- Bubble Tea Biz
Established in 2001, Bubble Tea Canada is a Vancouver-based service network specializing in bubble tea products. We provide supplies to a broad range of specialty tea/bubble teashops and consumers worldwide. We provide top quality products, ingredien
- Bubble Tea Canada
All the Bubble Tea Supplies and Business Promotional Products, including the essential support needed to help promote your new or existing businesses.
More Bubble Tea Fun Facts
Just Can't Get Enough
A reference to bubble tea was made on the Canadian television show Radio Free Roscoe in the episode "Lil' and Grace" when Robbie brings Travis bubble tea during lunch.

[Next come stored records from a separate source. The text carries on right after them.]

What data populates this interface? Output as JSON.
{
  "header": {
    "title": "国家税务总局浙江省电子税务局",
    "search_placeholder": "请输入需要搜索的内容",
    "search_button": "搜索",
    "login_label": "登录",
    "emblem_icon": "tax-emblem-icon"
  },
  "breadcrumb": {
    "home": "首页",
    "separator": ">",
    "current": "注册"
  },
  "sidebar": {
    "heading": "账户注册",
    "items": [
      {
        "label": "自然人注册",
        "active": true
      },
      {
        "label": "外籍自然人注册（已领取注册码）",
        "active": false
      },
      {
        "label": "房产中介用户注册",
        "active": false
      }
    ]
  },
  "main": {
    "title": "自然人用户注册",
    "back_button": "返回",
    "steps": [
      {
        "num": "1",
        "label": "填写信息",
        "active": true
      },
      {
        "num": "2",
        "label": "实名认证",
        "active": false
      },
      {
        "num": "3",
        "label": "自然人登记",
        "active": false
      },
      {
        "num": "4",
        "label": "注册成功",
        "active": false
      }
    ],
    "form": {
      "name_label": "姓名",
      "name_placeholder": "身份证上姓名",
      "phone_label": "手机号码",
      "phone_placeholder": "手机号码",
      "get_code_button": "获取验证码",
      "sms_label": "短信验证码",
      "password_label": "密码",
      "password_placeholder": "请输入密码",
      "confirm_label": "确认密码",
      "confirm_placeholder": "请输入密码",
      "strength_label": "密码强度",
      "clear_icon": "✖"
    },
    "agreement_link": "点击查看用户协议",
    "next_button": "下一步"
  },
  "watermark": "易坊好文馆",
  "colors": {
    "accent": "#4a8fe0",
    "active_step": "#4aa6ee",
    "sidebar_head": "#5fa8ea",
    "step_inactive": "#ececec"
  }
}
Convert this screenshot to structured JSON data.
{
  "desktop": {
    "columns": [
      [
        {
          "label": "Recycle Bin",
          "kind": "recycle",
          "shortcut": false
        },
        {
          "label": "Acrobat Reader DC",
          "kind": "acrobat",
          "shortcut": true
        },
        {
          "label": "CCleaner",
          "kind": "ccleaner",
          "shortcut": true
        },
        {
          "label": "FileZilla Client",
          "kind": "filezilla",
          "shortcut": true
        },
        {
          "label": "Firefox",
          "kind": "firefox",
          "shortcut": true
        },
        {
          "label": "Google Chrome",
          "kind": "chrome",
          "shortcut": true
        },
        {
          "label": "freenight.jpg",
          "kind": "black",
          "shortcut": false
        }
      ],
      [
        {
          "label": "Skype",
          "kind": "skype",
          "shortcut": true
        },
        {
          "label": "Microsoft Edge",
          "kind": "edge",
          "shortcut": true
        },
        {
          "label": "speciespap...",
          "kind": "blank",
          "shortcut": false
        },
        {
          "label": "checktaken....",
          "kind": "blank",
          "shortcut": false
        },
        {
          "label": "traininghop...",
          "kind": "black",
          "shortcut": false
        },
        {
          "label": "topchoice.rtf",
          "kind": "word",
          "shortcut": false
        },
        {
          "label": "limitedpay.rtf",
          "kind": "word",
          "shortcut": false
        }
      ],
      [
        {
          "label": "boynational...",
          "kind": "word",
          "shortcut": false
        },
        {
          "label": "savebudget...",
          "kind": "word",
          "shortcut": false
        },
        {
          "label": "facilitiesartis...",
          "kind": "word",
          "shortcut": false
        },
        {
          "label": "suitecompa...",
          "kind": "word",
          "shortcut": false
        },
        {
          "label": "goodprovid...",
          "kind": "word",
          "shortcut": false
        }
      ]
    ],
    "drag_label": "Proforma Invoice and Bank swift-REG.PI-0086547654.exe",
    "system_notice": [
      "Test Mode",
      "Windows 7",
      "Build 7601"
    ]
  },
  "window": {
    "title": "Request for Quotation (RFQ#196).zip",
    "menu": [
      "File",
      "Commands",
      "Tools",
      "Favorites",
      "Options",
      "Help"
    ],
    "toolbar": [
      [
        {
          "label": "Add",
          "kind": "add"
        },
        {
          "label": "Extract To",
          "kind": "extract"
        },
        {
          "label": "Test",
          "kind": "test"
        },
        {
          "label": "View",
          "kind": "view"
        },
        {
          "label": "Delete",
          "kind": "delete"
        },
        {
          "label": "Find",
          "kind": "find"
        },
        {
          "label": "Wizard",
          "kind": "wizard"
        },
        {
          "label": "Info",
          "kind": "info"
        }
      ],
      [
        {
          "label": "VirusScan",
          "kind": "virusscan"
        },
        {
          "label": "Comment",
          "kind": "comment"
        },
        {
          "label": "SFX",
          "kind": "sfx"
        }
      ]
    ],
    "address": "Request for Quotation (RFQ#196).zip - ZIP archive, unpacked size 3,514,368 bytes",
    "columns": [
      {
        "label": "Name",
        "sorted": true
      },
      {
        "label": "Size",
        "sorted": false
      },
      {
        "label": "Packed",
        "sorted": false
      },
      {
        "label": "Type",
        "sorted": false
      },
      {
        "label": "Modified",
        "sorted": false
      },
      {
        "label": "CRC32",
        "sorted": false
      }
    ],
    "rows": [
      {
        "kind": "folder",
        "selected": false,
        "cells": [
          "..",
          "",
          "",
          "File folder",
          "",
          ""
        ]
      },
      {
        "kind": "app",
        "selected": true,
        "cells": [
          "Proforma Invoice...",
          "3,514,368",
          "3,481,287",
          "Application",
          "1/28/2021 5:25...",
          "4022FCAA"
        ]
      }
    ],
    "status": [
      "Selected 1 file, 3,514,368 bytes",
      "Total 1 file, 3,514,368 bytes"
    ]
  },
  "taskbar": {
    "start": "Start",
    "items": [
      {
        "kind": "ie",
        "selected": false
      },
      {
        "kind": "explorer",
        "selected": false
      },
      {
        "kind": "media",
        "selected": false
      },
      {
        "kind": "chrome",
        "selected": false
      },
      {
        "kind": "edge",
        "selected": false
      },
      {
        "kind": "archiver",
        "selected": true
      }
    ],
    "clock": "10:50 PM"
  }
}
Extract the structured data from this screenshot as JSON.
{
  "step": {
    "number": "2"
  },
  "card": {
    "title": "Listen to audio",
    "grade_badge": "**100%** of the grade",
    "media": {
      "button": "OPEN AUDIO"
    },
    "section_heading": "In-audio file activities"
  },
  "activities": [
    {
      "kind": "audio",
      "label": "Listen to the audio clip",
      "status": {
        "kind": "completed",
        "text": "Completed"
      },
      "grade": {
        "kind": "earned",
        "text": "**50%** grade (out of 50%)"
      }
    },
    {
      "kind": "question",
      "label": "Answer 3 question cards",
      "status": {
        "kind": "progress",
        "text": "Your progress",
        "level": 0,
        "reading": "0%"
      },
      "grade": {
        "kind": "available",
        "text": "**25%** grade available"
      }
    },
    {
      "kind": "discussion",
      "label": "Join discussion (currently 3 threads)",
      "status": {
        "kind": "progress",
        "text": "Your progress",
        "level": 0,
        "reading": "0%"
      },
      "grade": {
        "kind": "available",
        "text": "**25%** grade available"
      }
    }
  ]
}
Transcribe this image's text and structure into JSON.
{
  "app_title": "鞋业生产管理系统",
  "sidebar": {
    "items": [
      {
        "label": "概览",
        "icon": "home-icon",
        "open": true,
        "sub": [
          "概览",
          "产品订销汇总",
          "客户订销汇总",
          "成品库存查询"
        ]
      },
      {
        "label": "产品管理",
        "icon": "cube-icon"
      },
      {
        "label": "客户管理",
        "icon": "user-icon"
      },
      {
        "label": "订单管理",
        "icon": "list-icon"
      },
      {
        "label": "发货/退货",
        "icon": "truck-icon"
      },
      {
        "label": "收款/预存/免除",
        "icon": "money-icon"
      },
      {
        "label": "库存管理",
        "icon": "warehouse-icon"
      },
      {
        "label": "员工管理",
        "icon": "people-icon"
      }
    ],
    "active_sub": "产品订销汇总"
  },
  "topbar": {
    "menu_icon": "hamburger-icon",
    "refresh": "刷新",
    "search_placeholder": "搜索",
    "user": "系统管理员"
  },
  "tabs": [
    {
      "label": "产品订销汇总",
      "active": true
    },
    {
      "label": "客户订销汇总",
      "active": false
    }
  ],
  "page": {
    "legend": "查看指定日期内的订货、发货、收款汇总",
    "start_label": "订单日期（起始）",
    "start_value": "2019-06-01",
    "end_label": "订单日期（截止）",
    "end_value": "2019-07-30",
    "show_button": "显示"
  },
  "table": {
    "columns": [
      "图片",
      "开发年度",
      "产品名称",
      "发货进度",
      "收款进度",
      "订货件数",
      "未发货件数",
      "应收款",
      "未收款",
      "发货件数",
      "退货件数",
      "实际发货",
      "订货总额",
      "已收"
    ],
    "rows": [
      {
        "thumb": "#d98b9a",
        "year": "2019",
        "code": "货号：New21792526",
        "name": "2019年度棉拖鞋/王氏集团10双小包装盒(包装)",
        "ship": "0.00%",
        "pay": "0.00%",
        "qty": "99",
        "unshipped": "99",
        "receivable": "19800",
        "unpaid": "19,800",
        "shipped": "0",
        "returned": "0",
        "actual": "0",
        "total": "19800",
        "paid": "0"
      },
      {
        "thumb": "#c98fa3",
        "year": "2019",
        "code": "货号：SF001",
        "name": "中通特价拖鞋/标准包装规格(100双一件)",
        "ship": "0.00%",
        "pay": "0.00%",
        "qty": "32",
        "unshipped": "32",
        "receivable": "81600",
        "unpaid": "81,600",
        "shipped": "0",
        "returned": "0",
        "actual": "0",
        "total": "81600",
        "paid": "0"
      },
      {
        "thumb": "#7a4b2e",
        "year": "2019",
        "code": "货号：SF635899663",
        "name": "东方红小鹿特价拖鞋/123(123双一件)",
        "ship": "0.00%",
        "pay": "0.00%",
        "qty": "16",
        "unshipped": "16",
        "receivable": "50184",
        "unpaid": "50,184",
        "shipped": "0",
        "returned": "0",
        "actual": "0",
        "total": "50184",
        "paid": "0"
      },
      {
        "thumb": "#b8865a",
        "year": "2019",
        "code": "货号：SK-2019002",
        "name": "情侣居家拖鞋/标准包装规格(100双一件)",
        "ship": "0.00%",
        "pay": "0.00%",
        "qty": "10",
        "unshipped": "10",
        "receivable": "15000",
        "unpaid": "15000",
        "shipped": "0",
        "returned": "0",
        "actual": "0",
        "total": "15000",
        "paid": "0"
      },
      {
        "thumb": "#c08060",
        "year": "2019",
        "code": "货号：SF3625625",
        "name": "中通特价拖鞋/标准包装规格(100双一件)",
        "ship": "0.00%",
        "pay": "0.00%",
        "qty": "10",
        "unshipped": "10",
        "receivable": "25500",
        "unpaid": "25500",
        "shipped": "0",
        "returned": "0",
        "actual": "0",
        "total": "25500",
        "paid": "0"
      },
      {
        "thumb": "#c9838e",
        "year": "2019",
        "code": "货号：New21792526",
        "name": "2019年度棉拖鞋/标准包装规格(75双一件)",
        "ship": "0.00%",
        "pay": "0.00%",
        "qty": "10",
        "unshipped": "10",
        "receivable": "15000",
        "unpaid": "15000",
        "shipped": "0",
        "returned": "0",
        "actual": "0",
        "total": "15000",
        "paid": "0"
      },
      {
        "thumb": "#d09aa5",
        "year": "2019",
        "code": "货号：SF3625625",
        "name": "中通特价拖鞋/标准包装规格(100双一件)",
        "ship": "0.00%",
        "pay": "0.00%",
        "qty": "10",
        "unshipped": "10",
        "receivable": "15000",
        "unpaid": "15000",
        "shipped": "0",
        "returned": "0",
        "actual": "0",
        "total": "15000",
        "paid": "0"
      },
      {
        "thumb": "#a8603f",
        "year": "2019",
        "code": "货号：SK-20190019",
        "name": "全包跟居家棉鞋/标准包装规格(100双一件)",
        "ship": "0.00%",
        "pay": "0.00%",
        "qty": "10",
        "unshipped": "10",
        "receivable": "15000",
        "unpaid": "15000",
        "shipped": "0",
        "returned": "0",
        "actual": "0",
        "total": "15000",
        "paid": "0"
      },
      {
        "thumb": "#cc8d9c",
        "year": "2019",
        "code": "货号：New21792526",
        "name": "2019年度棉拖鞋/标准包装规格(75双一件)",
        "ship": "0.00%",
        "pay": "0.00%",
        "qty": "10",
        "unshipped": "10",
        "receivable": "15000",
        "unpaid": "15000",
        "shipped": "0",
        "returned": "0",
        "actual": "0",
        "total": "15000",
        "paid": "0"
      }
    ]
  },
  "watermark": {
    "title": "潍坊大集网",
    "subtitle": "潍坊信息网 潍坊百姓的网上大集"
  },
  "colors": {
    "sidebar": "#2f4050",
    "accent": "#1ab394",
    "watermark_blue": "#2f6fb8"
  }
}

Travis mentions that the drink was popular at his old school in Hong Kong and identifies the flavor of his drink to be lychee.
A reference to bubble tea was also made on an episode on the American television show Grounded For Life in the episode "Who Are You?" when Sean tries to bond with his son Jimmy, by accompanying him to various activities his son enjoys, including his after school hang out, the Bubble Tea shop.
(Photo Credit: Musings On Local History)
(Photo Credit: Jegimjajo.net)
Bubble Tea Names
- * pearl (milk) tea or drink
* milk pearl tea or drink
* black pearl (milk) tea or drink
* (milk) tea pearl
* boba (milk) tea or drink
* tapioca (milk) tea or drink
* pearl smoothie
* bubble tea
* bubble milk